President Duterte has certainly made it clear that he is proud to be Filipino… re-defining the role of the Philippines in the world stage. In the pursuit of his foreign relations, he forges a path of fierce independence – unafraid to assert the sovereignty of the Philippines, yet willing to fashion new and historic ties with other nations. There is even a re-evaluation of the Philippines’ relationship with the U.S. Often, the Filipino goes to Washington, DC hat in hand. Not under this President. He has made it clear that he prefers a much more level playing field with America. With a shared history, it is hard to understand how Filipinos have been treated by the U.S. As shown by this same history, the U.S has not been fair to the Philippines. Once a U.S. territory, Filipinos then were American nationals. Nevertheless, Filipinos were treated as aliens under U.S. immigration laws. But precisely because they were American nationals, Filipinos had the duty to fight in World War II under the U.S. Armed Forces. Yet, Filipino soldiers of the American military were denied recognition as U.S. veterans at the end of the second world war. Even today, Filipino WW II veterans – what’s left of them, anyway – are still denied U.S. veterans’ benefits! Many more aspects invite scrutiny – the Balangiga bells of Samar as war trophies, for instance; or how, when special immigration benefits were granted to children left behind by U.S. servicemen serving in Southeast Asia, only those in South Korea, Vietnam, Cambodia, Laos & Thailand were included – but children left in the Philippines were not! All these should be reason enough for the Philippines to make sure that in every agreement we have with the U.S., the Philippines is given fair and equal treatment. There is no reason, for instance, why the Philippines should waive jurisdiction over certain criminal acts under the Visiting Forces Agreement. The Philippines must be on equal footing to the United States, especially now with American military forces being present all over the country. Both parties have something to bring to the table. Such an agreement should grant the parties equal rights and responsibilities. Anything less would be fundamentally unfair.

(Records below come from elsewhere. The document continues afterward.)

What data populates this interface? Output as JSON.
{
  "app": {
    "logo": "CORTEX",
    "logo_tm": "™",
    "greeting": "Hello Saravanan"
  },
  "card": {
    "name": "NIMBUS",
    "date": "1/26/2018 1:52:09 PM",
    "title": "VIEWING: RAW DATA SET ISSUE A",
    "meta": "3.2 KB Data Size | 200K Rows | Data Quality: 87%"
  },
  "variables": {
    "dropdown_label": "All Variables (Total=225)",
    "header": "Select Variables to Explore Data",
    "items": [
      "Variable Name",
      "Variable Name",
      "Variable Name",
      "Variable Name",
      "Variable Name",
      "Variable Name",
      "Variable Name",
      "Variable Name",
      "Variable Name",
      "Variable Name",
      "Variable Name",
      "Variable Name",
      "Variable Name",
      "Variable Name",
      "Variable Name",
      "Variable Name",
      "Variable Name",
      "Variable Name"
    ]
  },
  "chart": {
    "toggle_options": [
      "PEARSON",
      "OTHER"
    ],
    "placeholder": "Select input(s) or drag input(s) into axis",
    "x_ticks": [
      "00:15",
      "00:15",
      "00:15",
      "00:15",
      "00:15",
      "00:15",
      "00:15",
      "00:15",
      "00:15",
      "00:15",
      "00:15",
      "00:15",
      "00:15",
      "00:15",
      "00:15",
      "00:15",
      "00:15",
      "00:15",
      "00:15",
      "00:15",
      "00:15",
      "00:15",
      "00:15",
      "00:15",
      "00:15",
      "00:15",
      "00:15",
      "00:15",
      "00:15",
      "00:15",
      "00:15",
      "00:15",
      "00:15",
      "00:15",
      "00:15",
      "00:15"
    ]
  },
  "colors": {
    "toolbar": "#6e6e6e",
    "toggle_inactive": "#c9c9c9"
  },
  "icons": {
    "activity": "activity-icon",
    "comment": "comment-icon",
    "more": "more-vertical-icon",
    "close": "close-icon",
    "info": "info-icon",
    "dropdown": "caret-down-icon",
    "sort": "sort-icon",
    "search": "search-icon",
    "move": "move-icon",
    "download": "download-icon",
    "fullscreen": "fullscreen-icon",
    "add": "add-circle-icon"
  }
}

If all these are achieved during his administration, then the promise that is President Duterte would have been well-kept.